GEM 4 model for soilless cultures: model description and parameterisation

Boesten, J.J.T.I.; Braakhekke, M.C.; Wipfler, E.L.; van Os, E.A.; Hoogsteen, M.J.J.

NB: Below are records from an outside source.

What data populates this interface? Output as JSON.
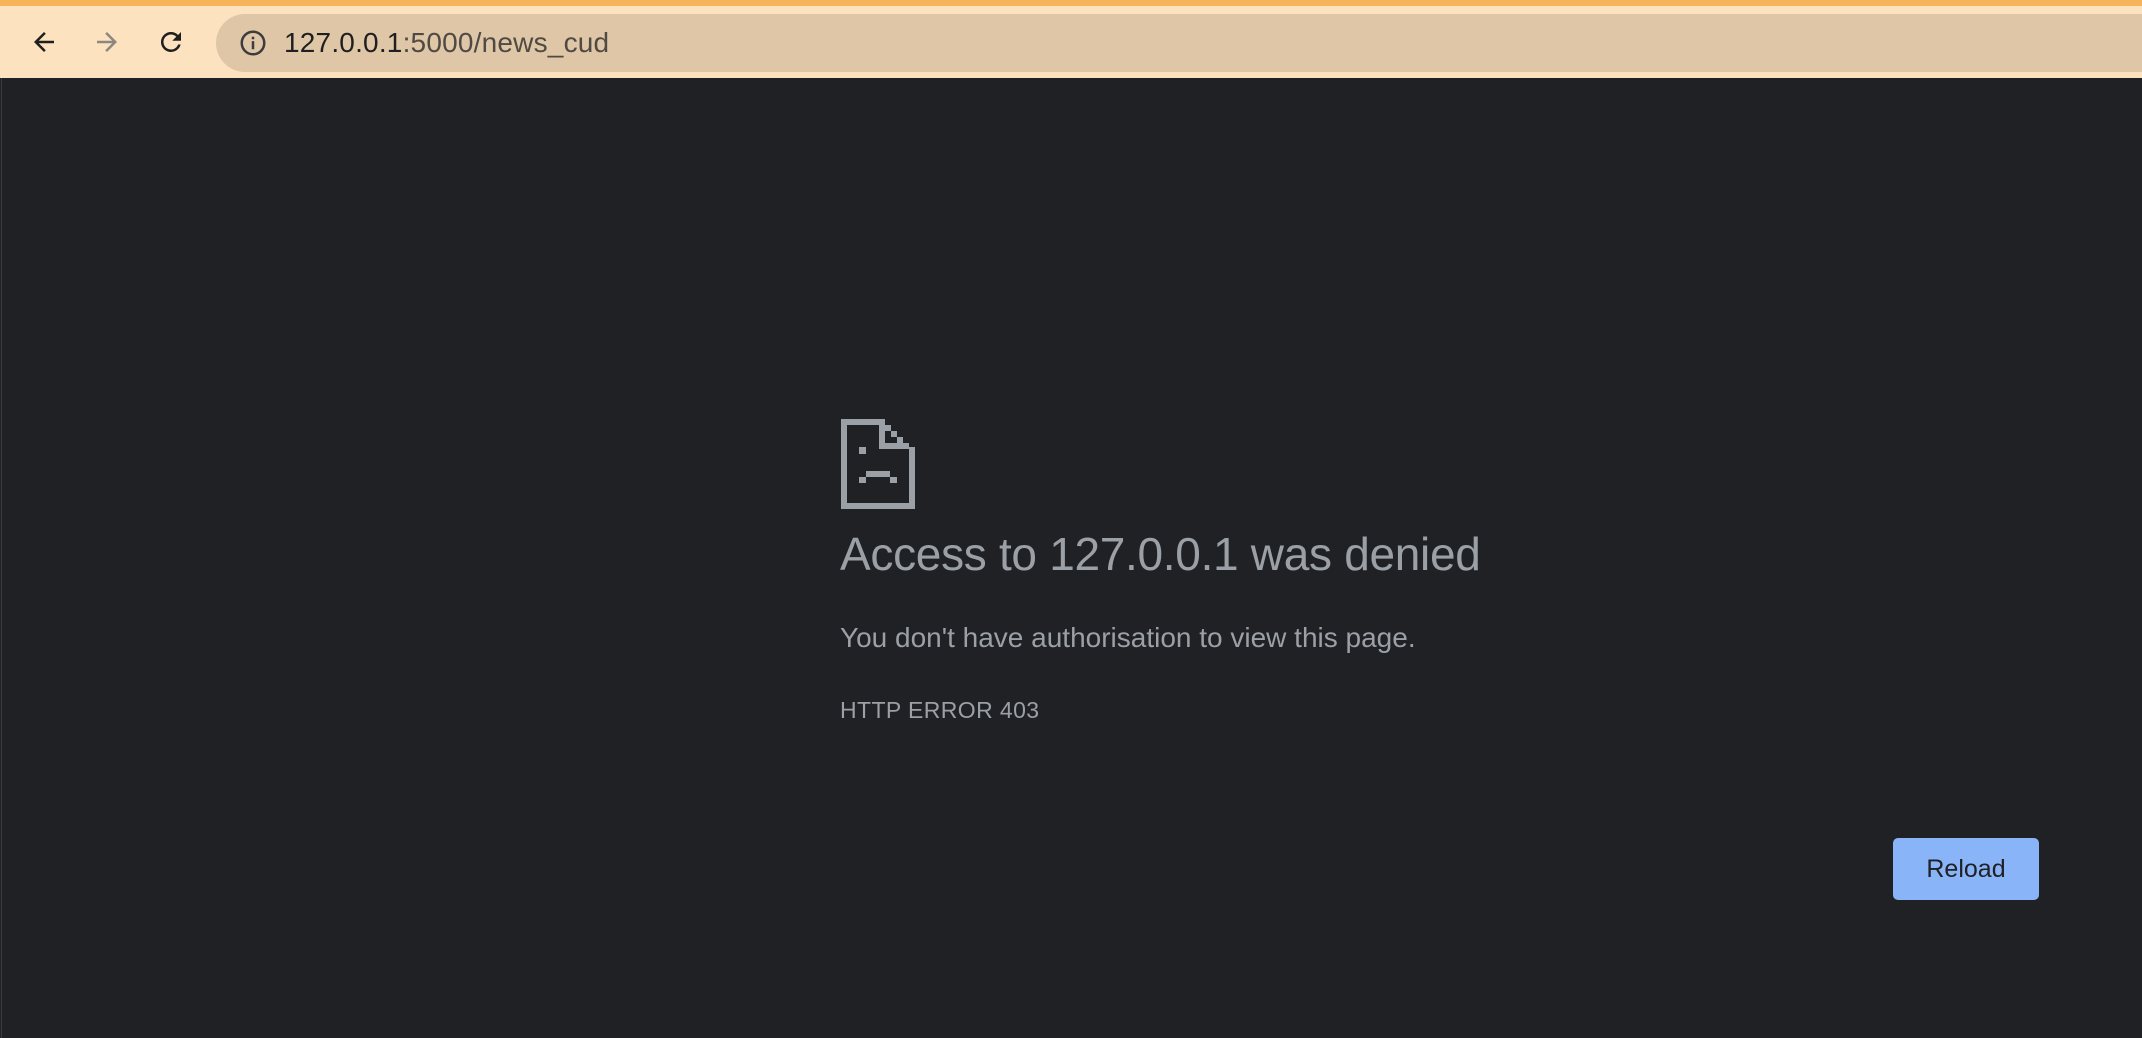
{
  "browser": {
    "back_icon": "arrow-left-icon",
    "forward_icon": "arrow-right-icon",
    "reload_icon": "reload-icon",
    "site_info_icon": "info-circle-icon",
    "url_host": "127.0.0.1",
    "url_path": ":5000/news_cud",
    "toolbar_color": "#fde2bf",
    "accent_color": "#f6b35a"
  },
  "error_page": {
    "icon": "sad-page-icon",
    "headline": "Access to 127.0.0.1 was denied",
    "description": "You don't have authorisation to view this page.",
    "error_code": "HTTP ERROR 403",
    "reload_label": "Reload",
    "button_color": "#8ab4f8",
    "background_color": "#202124"
  }
}
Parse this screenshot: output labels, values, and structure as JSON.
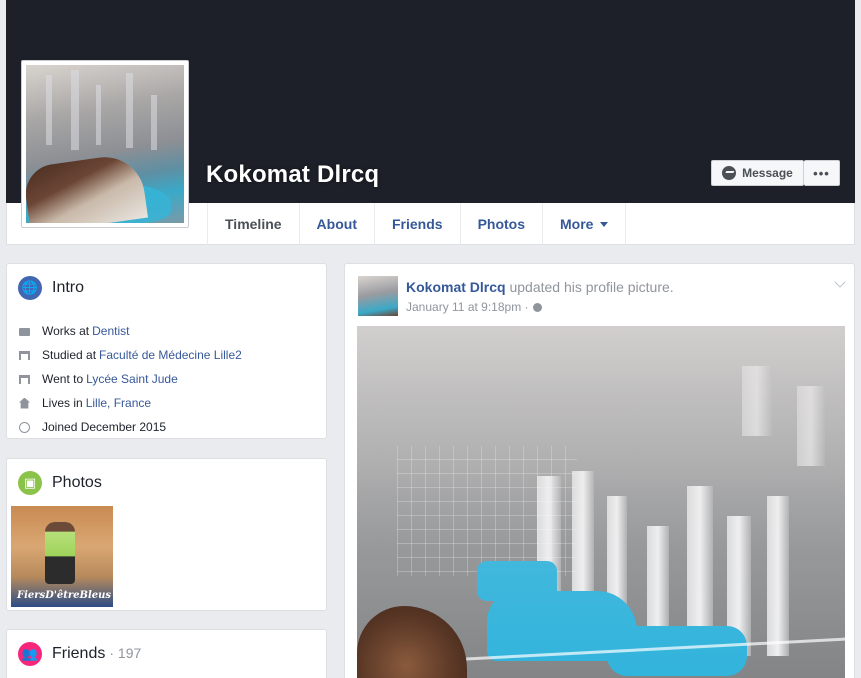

Experiences with previous versions of the Greenhouse Emission Model (GEM) for soilless cultures prompted the need for developing a revised version. GEM consists of a submodel for the water flows in the greenhouse (the WaterStreams Model, WSM) and a submodel for the pesticide behaviour in the greenhouse (the Substance Emission Model, SEM). The resulting emission fluxes are used by the TOXSWA model to simulate concentrations in surface water. This report describes the changes in WSM and provides a full description of the concepts and equations in the revised SEM version The main changes in WSM are the extension of options: (i) emission norms for nitrogen up to 2027 can be used, (ii) sodium levels can be set by the user, (iii) options for managing the discharge to the surface water are extended, (iv) a waiting time can be prescribed between a pesticide application and the next discharge. Option (ii) and (iv) are only available is used as a standalone model, i.e. outside GEM. There are two types of SEM: SEM-S for crops grown on slabs and SEM-P for crops grown in pots on tables. Main changes in SEM-S include: (i) the water in the slabs is divided into two equal parts with root uptake restricted to the first part, (ii) sorption to the slab material and the irrigation pipes is included, (iii) the amounts present in the air and condensation water immediately after spray or Low Volume Mister (LVM) application are strongly reduced, (iv) for spray and LVM applications direct contamination of the slabs, the drainage-water troughs, and the roof is added. Main changes in SEM-P include: (i) the amounts present in the air and condensation water immediately after an application are strongly reduced, (ii) the sorption equilibrium between the bottom 10 cm of the pots and the water on the tables was removed, (iii) for spray of LVM applications, the deposition on the tables is increased from about 10 to about 40%.